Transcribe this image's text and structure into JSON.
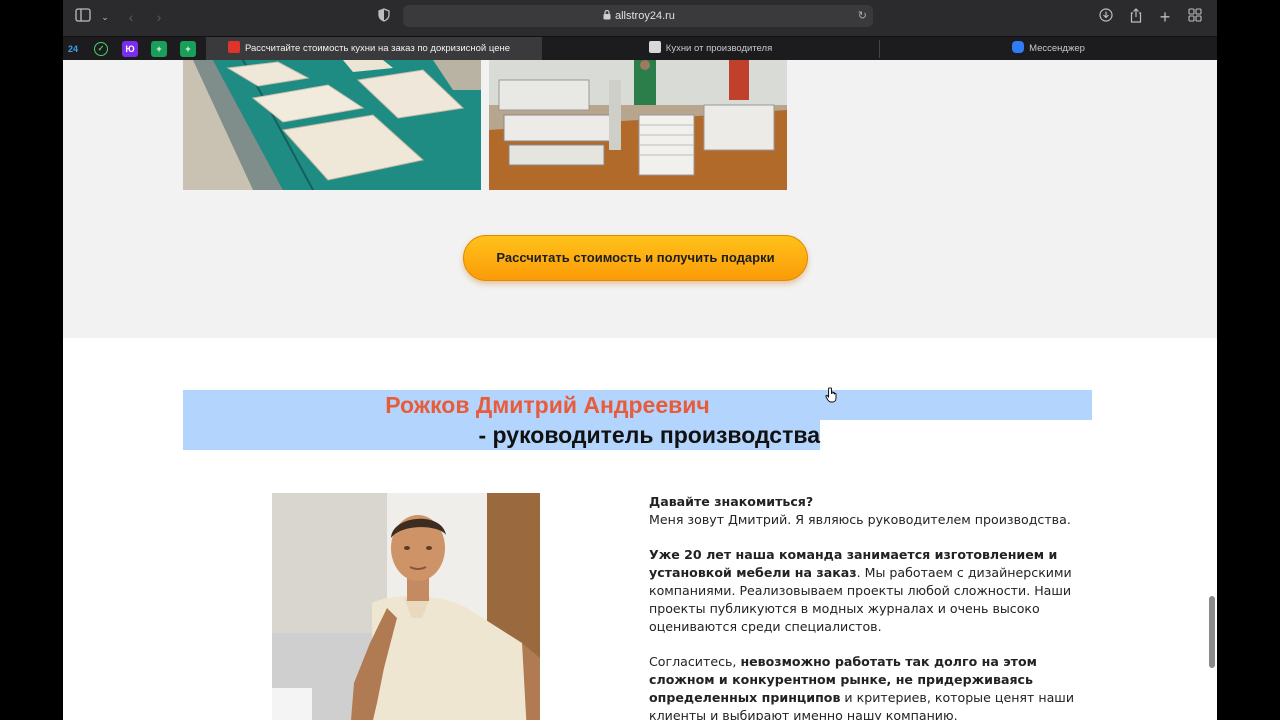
{
  "browser": {
    "url": "allstroy24.ru",
    "tabs": [
      {
        "title": "Рассчитайте стоимость кухни на заказ по докризисной цене",
        "active": true
      },
      {
        "title": "Кухни от производителя",
        "active": false
      },
      {
        "title": "Мессенджер",
        "active": false
      }
    ],
    "pinned": [
      "24",
      "✓",
      "Ю",
      "+",
      "+"
    ]
  },
  "section_top": {
    "cta_label": "Рассчитать стоимость и получить подарки"
  },
  "founder": {
    "name": "Рожков Дмитрий Андреевич",
    "role": "- руководитель производства"
  },
  "intro": {
    "p1_bold": "Давайте знакомиться?",
    "p1_text": "Меня зовут Дмитрий. Я являюсь руководителем производства.",
    "p2_bold": "Уже 20 лет наша команда занимается изготовлением и установкой мебели на заказ",
    "p2_text": ". Мы работаем с дизайнерскими компаниями. Реализовываем проекты любой сложности. Наши проекты публикуются в модных журналах и очень высоко оцениваются среди специалистов.",
    "p3_start": "Согласитесь, ",
    "p3_bold1": "невозможно работать так долго на этом сложном и конкурентном рынке, не придерживаясь определенных принципов",
    "p3_text": " и критериев, которые ценят наши клиенты и выбирают именно нашу компанию."
  },
  "colors": {
    "accent": "#e95c3b",
    "cta_from": "#ffc21a",
    "cta_to": "#fb9b08",
    "selection": "#b3d4fc"
  }
}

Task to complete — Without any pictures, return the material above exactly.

Task answer —
Transcribe this image's text and structure into JSON.
{
  "browser": {
    "url": "allstroy24.ru",
    "tabs": [
      {
        "title": "Рассчитайте стоимость кухни на заказ по докризисной цене",
        "active": true
      },
      {
        "title": "Кухни от производителя",
        "active": false
      },
      {
        "title": "Мессенджер",
        "active": false
      }
    ],
    "pinned": [
      "24",
      "✓",
      "Ю",
      "+",
      "+"
    ]
  },
  "section_top": {
    "cta_label": "Рассчитать стоимость и получить подарки"
  },
  "founder": {
    "name": "Рожков Дмитрий Андреевич",
    "role": "- руководитель производства"
  },
  "intro": {
    "p1_bold": "Давайте знакомиться?",
    "p1_text": "Меня зовут Дмитрий. Я являюсь руководителем производства.",
    "p2_bold": "Уже 20 лет наша команда занимается изготовлением и установкой мебели на заказ",
    "p2_text": ". Мы работаем с дизайнерскими компаниями. Реализовываем проекты любой сложности. Наши проекты публикуются в модных журналах и очень высоко оцениваются среди специалистов.",
    "p3_start": "Согласитесь, ",
    "p3_bold1": "невозможно работать так долго на этом сложном и конкурентном рынке, не придерживаясь определенных принципов",
    "p3_text": " и критериев, которые ценят наши клиенты и выбирают именно нашу компанию."
  },
  "colors": {
    "accent": "#e95c3b",
    "cta_from": "#ffc21a",
    "cta_to": "#fb9b08",
    "selection": "#b3d4fc"
  }
}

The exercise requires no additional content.